Scan the records below for the string "time" and return every line where it appears.
*** Task material ***
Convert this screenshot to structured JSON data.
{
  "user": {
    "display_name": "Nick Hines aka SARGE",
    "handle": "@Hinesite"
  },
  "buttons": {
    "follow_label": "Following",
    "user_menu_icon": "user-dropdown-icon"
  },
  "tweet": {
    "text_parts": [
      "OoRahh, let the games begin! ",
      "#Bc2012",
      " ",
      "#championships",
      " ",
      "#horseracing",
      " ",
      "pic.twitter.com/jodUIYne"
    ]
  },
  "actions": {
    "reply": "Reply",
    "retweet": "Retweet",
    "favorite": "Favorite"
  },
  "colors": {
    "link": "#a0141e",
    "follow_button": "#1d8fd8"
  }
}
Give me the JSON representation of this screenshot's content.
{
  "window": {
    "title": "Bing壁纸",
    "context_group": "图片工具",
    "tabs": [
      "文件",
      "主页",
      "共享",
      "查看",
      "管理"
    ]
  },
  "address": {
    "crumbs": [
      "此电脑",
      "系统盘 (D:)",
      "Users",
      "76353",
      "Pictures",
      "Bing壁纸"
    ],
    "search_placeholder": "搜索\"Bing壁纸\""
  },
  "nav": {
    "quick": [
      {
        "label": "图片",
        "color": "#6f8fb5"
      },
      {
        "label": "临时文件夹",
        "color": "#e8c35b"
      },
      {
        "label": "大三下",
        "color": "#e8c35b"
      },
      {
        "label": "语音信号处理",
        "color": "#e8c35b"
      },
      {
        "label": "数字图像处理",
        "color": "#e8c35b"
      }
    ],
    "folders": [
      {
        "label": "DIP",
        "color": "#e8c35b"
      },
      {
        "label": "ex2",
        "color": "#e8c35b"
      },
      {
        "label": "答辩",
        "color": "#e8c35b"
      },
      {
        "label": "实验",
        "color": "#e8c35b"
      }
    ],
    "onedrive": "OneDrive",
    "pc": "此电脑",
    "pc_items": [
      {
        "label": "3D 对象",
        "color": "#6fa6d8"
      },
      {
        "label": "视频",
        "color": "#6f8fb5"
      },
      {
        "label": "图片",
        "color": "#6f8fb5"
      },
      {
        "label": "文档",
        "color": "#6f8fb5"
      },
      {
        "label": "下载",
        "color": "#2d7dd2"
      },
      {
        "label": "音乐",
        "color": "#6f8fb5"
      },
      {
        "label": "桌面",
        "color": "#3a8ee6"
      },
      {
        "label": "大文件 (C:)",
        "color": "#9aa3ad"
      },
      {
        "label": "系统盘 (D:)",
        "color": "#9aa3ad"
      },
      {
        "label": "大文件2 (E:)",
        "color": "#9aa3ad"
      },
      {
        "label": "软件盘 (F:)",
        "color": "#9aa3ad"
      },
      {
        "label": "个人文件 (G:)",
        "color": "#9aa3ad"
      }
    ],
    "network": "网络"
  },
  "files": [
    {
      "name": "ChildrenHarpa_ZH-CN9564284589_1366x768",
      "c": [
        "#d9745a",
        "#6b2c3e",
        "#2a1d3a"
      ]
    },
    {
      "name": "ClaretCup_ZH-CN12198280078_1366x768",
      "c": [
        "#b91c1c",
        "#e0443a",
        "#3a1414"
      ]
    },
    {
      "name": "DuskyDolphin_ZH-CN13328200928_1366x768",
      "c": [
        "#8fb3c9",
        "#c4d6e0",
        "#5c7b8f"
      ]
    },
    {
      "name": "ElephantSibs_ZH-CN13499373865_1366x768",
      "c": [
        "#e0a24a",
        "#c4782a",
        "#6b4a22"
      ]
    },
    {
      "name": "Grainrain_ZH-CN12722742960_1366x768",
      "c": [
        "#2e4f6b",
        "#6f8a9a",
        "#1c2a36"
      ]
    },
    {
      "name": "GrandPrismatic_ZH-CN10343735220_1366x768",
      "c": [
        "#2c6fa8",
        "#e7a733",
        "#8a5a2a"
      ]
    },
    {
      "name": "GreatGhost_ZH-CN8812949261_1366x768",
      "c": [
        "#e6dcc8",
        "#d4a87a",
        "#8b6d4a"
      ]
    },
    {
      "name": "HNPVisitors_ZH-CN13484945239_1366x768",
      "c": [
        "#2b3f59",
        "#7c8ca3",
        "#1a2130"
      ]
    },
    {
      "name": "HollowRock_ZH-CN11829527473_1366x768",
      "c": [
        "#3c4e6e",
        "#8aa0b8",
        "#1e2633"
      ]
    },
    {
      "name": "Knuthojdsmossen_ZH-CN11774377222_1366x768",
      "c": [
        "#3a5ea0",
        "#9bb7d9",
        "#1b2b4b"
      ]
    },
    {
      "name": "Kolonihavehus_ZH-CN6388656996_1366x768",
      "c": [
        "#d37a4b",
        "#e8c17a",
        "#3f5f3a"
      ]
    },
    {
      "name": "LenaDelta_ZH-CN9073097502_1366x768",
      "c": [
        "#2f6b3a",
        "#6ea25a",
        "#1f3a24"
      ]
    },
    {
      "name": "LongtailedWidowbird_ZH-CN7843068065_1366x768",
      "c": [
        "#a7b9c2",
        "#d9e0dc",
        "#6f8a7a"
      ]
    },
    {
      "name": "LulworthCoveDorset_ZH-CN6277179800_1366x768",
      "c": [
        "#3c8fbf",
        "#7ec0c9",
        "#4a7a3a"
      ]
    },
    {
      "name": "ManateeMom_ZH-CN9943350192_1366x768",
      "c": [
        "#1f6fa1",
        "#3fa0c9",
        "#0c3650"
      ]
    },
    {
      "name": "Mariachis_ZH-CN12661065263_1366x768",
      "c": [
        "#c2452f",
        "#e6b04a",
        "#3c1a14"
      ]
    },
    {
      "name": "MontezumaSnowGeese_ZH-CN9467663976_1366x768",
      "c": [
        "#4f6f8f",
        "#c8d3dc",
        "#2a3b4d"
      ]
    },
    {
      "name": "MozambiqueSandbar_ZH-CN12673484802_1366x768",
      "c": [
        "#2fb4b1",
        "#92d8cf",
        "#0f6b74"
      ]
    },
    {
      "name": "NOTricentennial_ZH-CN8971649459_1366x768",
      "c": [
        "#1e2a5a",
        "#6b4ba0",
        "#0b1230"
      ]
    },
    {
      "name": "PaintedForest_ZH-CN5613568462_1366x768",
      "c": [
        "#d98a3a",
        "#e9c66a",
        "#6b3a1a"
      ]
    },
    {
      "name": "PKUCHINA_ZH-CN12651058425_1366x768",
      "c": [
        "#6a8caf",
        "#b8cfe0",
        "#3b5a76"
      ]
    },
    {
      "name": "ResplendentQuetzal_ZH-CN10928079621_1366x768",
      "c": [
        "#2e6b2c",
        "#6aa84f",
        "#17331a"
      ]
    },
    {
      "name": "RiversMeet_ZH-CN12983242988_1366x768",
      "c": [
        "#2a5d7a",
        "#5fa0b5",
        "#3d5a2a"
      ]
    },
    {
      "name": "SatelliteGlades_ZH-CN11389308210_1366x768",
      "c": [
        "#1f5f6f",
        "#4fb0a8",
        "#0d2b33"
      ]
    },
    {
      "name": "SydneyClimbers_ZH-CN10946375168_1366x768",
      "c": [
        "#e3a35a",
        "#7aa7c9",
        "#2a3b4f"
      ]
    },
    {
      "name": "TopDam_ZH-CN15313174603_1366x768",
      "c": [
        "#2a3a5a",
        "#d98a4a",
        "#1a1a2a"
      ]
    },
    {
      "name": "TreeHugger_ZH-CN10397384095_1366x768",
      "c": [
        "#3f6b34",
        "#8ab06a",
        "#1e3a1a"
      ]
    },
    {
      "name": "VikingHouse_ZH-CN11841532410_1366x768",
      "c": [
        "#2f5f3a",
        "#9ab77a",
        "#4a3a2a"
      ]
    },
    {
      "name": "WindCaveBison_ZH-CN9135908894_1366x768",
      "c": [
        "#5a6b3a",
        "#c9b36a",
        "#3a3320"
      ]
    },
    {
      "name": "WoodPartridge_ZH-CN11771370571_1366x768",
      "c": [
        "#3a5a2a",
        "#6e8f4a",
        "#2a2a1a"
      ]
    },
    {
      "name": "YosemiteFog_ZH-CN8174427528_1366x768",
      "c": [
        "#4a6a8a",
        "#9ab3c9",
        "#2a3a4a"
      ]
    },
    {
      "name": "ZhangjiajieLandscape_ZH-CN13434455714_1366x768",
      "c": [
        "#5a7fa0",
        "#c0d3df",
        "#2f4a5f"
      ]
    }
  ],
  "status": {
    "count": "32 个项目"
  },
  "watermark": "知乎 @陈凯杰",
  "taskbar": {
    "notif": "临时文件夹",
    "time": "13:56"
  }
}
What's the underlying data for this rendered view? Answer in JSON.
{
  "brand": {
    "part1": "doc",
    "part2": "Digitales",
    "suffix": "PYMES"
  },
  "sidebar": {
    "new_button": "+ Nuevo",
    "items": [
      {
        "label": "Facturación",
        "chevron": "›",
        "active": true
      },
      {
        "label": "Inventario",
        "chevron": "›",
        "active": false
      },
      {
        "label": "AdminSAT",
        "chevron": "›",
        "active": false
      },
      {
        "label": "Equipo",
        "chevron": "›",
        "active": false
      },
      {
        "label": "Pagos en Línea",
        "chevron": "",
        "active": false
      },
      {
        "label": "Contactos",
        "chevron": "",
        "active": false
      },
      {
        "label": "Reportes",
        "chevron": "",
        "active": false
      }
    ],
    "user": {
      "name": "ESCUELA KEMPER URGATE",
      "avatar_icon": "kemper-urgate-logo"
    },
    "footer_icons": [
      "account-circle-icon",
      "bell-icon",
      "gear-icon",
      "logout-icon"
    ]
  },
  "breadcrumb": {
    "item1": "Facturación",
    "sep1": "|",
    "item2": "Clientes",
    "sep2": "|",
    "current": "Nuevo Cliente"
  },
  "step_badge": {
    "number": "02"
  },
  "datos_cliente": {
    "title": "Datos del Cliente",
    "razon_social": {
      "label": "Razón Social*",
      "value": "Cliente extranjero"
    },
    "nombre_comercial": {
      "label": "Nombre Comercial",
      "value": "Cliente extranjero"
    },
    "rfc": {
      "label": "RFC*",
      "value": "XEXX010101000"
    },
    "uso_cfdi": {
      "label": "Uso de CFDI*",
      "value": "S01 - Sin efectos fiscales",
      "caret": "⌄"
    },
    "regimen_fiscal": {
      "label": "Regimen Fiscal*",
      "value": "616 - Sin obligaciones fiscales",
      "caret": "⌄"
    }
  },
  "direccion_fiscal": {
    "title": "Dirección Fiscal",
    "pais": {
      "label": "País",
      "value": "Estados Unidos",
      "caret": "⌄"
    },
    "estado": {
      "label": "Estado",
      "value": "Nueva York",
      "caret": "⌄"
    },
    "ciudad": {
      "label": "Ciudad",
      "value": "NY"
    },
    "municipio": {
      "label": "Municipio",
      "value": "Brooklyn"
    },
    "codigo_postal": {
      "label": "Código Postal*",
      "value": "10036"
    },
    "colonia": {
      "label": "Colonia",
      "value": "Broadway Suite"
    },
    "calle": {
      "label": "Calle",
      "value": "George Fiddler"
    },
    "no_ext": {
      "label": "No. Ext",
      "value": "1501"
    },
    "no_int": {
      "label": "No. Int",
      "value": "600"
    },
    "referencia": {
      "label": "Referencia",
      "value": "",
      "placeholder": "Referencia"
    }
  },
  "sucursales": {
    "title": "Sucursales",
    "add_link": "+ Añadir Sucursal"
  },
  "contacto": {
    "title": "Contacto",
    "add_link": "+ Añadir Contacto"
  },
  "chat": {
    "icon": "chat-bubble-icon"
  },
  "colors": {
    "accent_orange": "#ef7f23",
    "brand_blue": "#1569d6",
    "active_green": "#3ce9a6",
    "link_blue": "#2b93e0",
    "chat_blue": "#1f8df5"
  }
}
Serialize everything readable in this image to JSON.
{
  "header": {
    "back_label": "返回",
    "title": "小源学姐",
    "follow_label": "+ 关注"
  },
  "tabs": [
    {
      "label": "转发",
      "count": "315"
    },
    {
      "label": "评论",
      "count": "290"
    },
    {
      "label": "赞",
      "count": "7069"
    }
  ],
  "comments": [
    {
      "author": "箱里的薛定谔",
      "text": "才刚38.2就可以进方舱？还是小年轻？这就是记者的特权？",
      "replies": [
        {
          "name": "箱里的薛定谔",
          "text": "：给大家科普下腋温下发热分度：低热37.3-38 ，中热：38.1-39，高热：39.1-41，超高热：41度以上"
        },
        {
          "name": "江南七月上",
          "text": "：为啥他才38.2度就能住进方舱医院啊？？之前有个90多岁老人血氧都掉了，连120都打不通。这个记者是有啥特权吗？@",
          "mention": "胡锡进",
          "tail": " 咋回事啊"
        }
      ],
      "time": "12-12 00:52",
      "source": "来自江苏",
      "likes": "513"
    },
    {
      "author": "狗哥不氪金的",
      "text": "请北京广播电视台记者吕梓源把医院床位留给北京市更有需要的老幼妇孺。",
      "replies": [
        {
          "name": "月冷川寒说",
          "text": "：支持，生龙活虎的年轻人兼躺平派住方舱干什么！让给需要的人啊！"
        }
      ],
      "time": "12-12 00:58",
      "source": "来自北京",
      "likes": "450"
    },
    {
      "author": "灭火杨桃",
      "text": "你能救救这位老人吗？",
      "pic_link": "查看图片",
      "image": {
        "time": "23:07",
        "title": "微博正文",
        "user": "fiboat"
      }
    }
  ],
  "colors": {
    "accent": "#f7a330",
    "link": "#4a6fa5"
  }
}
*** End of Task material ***
- _Response to the task_
    "time": "13:56"
      "time": "12-12 00:52",
      "time": "12-12 00:58",
        "time": "23:07",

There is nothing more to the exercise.